4. “If the first, most important teacher for a child is the parent, and a child’s education level is determined by the mother’s education level, why are programs that put an emphasis on parents’ education being eliminated (Even Start) or funding reduced (Adult Education)?” —Daphne Mathews, Adult Programs Administrator, Christina School District
Duncan: “Without a doubt, family involvement in schools is essential if children are going to receive a world-class education, and research shows us that there is often a correlation between the education level of children and that of their parents. That’s why family literacy services are included in our proposed Effective Teaching and Learning for Literacy program.
It’s also why President Obama has committed to ensuring that America will regain its lost ground and have the highest proportion of students graduating from college in the world by 2020. During these tight budget times, we have been able to protect Pell grants, increasing the number of students served from 6 to 9.6 million.

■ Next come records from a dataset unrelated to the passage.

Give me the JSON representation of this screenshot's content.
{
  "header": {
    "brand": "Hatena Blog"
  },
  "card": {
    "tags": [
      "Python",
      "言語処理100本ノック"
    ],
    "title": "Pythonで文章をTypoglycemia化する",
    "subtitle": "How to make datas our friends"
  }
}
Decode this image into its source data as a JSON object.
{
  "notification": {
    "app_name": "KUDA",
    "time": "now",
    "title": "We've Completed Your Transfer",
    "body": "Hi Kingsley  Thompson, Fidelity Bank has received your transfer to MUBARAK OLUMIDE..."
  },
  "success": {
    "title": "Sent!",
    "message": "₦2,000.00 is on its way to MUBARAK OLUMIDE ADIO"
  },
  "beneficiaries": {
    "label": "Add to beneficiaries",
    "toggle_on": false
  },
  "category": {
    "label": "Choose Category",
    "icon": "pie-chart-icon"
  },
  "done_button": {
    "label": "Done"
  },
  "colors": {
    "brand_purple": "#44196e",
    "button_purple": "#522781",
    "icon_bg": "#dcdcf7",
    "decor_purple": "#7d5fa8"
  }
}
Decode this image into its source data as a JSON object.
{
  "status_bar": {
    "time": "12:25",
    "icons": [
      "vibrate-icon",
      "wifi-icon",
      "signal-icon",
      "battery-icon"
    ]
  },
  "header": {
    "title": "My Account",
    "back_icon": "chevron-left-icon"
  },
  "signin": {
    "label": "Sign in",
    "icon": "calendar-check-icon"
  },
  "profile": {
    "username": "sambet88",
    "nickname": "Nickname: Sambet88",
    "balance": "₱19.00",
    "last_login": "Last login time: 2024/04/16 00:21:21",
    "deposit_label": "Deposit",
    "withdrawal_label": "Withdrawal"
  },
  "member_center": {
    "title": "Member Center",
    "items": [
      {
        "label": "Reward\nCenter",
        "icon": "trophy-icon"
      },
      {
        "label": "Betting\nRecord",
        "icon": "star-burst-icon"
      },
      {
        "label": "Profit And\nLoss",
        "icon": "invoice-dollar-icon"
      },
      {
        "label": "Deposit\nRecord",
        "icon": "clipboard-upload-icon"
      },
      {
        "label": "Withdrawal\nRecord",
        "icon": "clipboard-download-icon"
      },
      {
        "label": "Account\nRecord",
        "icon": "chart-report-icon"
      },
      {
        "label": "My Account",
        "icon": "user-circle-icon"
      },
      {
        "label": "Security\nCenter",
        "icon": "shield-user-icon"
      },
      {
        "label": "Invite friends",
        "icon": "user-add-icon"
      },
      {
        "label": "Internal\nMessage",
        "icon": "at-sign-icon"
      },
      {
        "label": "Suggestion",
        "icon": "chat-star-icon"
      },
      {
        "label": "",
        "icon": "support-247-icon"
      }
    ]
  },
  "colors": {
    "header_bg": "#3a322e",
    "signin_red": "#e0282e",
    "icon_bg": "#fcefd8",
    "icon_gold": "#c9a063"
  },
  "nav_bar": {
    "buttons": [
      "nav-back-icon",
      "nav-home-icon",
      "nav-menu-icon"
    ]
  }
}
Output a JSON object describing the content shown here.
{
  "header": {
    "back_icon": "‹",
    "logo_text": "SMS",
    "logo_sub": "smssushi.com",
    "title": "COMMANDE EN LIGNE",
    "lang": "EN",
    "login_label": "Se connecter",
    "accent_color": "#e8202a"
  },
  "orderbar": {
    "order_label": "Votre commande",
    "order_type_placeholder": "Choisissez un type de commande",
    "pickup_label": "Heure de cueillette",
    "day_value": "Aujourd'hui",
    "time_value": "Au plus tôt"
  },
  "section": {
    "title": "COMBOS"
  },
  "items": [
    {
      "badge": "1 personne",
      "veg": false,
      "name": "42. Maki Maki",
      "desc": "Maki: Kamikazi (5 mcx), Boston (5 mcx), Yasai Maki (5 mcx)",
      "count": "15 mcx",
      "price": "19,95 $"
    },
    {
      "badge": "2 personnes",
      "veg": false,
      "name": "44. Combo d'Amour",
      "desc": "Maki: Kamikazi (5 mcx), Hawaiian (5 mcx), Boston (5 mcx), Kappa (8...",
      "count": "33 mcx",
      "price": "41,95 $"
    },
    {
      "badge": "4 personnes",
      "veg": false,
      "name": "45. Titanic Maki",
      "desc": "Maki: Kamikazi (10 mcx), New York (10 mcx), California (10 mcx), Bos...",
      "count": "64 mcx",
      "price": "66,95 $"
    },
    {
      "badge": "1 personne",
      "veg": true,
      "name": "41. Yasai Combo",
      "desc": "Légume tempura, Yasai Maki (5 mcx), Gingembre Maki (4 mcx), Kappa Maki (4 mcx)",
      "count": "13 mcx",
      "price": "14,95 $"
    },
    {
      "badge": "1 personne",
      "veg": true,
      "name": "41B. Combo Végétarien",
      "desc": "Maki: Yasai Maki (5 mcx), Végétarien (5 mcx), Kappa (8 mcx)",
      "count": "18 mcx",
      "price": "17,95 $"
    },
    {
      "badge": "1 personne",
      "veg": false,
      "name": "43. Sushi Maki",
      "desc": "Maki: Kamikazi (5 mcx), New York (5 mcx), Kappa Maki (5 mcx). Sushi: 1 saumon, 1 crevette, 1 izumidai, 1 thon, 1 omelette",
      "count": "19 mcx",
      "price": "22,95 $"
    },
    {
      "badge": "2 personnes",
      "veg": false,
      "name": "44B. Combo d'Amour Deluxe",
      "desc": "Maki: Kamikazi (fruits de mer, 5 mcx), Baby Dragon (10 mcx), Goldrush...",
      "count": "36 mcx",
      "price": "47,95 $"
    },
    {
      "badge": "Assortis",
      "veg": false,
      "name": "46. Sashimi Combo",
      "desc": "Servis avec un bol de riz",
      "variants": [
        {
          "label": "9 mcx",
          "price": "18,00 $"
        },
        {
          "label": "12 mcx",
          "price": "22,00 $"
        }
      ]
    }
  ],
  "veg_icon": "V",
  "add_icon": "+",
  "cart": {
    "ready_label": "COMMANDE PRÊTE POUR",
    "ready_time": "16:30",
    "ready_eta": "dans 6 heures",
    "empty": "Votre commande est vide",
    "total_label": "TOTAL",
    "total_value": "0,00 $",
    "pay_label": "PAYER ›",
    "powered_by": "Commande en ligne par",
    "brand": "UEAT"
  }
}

Pell grants fund the education of student in our poorest families, and they provide an educational lifeline to many who will be in the first generation of their family to earn a college degree.
We have also invested $500 million through the Trade Adjustment Act in the Community College Training Fund that will give students of all ages access to career colleges where they can receive training to help develop marketable skills.”
5. “Why is it allowable for students attending for-profit colleges to obtain funds to pay for their education when they can obtain the same education at a community college for a fourth of the cost? Many students run out of money after one semester, and many of those so-called earned credits do not even transfer to the nonprofit community college.” —Diane R. Ahlberg, College and Career Specialist, Global Career Development Facilitator, Park Center Senior High School
Duncan: “Thank you for this question, Diane. I think it is important to give students choices, and I support our federal student loan system that allows borrowers to choose their college or university. Students often have very different reasons for selecting a particular institution. Some base their decision on the type of programs available, the distance from their home, the ability to attend on their schedule, price, or other factors.
There are many career college programs that meet students’ needs. Though many provide students with very specific credentials, I am concerned that there are some programs that are not providing good value for students. Some are quite simply leaving their students with unmanageable debt burdens and poor employment prospects.
Because of these concerns, the Department has worked for over a year to develop a new set of regulations that would make schools ineligible for federal student aid if they aren’t preparing students to succeed in the workplace. Federal student loans are an important way for individuals to afford a postsecondary program that best serves their needs and prepares them to be competitive in the global workforce. But if one of those programs is truly not serving students well and is leaving them with unmanageable debt burdens and poor employment prospects, then it is our responsibility to protect our significant federal investment in higher education.
It is important for students to be able to find gainful employment after earning a degree, because after hitting the books, the loan payment books begin to hit back.”